physical as well as the mental--these determinate natures could not come
together to form substances quite as well as the determinate natures that enter
into physical objects do. Ultimately, of course, everything is
"weird." That is a part of what it means to be ultimate.
Over against the idea that subjectivity or the mental or soulish is an
emptiness stands our de facto awareness of our own mental or experiential
states. When someone asks us how we feel, we can tell them in great detail. When
the Optometrist asks us to look through the lenses and read the letters or
report on other aspects of our visual experience, we do so promptly and
accurately. There is nothing vacuous at all about what we report on.
Motivational psychologists, actors, novelists, poets, interior decorators and
cooks constantly report on and describe the subjective flood of mental life that
makes up our existence. The idea of "inner emptiness" is a ridiculous
contrivance of a view of mind based on the mythology of empiricism.
One finds this inner flood, instead of emptiness, dealt with rather well in
Wm. James Principles of Psychology, Chapters IX and X--"The Stream
of Thought" and "The Consciousness of Self" respectively--though
James also will have nothing to do with the soul as a substance. Chapters
XVII-XXVI cover particular segments of the mental flood, from sensation to
reasoning, from emotions to will, etc. etc. Edmund Husserl treats "the pure
psychical being or the psychical life...as a nature-resembling flow of events in
a quasi-space of consciousness" ("Author's Preface to the English
Edition," hardback ed. p. 24) Here in the nature `transcending' sphere we
have an "infinitude of knowledge previous to all deduction" (p. 12) or
theorizing, "an absolutely independent realm of direct experience, although
for reasons of an essential kind it has so far remained inaccessibe." (p.
11) In Being and Nothingness, J.-P. Sartre takes 900 pages of turgid
French to describe that `nothing' that is the life of the mind.
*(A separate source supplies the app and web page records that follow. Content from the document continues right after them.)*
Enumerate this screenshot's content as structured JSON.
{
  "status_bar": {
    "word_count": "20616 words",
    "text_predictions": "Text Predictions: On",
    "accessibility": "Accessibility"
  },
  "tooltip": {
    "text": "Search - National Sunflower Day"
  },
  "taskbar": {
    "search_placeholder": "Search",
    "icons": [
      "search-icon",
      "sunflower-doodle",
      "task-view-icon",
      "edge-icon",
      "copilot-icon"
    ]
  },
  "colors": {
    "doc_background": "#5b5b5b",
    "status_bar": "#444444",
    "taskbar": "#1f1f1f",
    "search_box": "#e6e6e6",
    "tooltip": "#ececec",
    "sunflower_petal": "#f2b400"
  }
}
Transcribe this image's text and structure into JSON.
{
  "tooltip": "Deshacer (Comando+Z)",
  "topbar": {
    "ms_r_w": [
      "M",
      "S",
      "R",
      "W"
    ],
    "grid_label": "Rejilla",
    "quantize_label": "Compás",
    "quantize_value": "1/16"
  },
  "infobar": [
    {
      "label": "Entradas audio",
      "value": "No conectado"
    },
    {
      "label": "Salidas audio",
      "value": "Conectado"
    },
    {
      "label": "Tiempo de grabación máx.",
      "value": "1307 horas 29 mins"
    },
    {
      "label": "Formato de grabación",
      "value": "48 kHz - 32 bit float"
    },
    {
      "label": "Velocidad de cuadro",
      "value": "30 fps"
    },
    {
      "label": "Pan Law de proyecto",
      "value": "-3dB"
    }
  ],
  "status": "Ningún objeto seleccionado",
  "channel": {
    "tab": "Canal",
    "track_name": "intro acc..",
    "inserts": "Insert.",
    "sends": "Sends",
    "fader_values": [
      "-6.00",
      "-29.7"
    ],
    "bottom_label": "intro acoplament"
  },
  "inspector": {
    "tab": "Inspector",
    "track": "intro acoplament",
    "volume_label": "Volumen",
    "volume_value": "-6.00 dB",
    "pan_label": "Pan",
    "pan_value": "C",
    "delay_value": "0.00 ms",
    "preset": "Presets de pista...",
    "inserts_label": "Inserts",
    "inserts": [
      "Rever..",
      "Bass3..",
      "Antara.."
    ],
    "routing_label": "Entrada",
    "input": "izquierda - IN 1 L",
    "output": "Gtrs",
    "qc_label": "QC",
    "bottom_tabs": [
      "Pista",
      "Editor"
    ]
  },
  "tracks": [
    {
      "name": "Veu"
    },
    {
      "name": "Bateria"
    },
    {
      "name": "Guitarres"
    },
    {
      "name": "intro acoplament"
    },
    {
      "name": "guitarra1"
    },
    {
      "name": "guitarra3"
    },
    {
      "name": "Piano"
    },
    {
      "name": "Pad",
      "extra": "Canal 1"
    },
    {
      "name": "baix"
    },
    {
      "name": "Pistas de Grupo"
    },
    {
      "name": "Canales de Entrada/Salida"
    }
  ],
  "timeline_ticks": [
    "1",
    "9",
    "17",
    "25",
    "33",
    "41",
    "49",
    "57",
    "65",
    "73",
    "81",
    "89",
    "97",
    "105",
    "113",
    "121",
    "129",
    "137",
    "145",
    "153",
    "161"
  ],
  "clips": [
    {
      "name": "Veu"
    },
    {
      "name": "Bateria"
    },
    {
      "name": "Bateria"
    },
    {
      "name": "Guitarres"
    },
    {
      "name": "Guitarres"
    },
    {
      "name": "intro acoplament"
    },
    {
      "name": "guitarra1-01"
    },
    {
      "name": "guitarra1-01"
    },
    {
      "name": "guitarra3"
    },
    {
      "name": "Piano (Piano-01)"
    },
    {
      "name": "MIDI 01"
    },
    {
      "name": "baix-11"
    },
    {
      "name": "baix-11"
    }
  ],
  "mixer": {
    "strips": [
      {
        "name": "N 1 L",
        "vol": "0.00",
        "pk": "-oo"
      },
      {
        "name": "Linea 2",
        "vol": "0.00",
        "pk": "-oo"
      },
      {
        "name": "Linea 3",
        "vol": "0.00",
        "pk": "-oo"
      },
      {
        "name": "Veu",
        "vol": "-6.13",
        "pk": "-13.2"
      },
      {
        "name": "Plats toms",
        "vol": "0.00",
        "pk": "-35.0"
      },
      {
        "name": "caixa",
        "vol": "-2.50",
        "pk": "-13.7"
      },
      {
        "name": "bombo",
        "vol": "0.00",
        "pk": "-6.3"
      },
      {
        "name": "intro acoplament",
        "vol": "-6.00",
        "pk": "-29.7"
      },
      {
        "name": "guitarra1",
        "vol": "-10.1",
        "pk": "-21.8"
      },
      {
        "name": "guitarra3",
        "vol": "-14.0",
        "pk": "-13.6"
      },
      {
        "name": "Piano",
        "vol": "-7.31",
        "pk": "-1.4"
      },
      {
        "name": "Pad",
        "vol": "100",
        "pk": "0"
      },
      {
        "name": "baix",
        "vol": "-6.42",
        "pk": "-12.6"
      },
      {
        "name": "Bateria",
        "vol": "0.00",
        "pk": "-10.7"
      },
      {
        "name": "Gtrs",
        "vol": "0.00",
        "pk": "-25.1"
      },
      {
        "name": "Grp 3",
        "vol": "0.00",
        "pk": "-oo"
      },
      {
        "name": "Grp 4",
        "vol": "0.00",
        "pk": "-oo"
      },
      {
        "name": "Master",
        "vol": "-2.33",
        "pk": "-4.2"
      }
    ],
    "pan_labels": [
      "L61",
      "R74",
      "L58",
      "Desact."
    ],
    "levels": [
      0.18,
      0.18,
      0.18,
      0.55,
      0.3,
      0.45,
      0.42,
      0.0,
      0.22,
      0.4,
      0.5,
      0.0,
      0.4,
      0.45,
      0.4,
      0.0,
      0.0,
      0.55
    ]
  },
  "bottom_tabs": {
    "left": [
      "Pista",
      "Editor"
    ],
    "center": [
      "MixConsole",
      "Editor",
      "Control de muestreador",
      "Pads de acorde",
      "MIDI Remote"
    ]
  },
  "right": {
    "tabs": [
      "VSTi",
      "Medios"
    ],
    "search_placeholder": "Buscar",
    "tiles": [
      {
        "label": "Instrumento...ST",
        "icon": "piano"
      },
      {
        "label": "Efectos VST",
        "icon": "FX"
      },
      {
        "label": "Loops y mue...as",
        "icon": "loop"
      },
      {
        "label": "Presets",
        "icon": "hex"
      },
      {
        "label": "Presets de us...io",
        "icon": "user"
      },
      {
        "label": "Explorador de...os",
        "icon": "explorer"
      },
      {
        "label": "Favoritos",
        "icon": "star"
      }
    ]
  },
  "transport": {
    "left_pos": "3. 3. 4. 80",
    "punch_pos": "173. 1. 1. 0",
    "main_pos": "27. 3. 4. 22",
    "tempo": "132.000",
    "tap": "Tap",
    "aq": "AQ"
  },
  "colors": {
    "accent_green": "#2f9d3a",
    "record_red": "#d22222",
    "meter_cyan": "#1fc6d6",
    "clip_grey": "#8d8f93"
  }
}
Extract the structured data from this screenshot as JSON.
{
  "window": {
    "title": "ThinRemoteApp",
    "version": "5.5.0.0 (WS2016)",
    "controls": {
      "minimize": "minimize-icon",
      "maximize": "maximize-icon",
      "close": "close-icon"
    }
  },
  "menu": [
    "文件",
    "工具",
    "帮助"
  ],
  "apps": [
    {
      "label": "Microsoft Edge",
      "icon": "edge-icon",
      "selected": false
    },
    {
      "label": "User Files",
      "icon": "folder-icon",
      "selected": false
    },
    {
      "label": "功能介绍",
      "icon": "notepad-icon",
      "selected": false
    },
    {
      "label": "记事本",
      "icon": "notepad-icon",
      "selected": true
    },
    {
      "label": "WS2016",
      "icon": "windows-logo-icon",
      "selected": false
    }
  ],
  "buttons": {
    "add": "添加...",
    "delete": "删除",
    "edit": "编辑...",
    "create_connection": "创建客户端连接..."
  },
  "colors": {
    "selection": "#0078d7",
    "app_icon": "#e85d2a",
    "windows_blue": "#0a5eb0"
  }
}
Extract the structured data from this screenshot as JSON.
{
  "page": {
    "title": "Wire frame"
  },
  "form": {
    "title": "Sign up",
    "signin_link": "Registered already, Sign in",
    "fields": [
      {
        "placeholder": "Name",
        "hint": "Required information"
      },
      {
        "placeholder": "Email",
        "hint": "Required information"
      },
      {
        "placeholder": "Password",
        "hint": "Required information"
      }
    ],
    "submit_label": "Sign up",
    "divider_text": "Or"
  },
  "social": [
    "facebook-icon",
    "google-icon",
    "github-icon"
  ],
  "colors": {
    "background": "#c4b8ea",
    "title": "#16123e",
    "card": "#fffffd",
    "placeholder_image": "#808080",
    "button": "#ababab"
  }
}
John Searle
states that it is an obvious fact about our own experience that "we are all
conscious and that our conscious states have quite specific irreducible
phenomenological properties." (Rediscovery of the Mind, p. 28) And:
"Beliefs and desires are experienced as such, and they are certainly not
`postulated' to explain behavior, because they are not postulated at all."
(p. 61) He emphasizes throughout his book "the enormous variety of our
consciousness life" (p. 227), which we "experience as such,"
though not "incorrigibly" or by some special faculty of
The "inner emptiness" line cannot account for what we actually know
about the flow of reality that makes up our own lives. Empiricism as a theory of
knowledge is a recognized failure in any form that has been definitely
specified, and has nothing left to support it but the bias of a sensualistic
culture. There is no reason to regard conclusions about mind or substance that
derive from it as serious challenges to what the ordinary, thoughtful and
experienced person assumes to be the case about self-knowledge and
self-identity. Anything that we can accurately report about our experience must
be assumed to be the case, and there are a huge number of things of various
general types that any individual can accurately report about their own minds
and experience. It is these accurately reportable events and structures that
make up the texture of the human mind and soul and reveal its substance.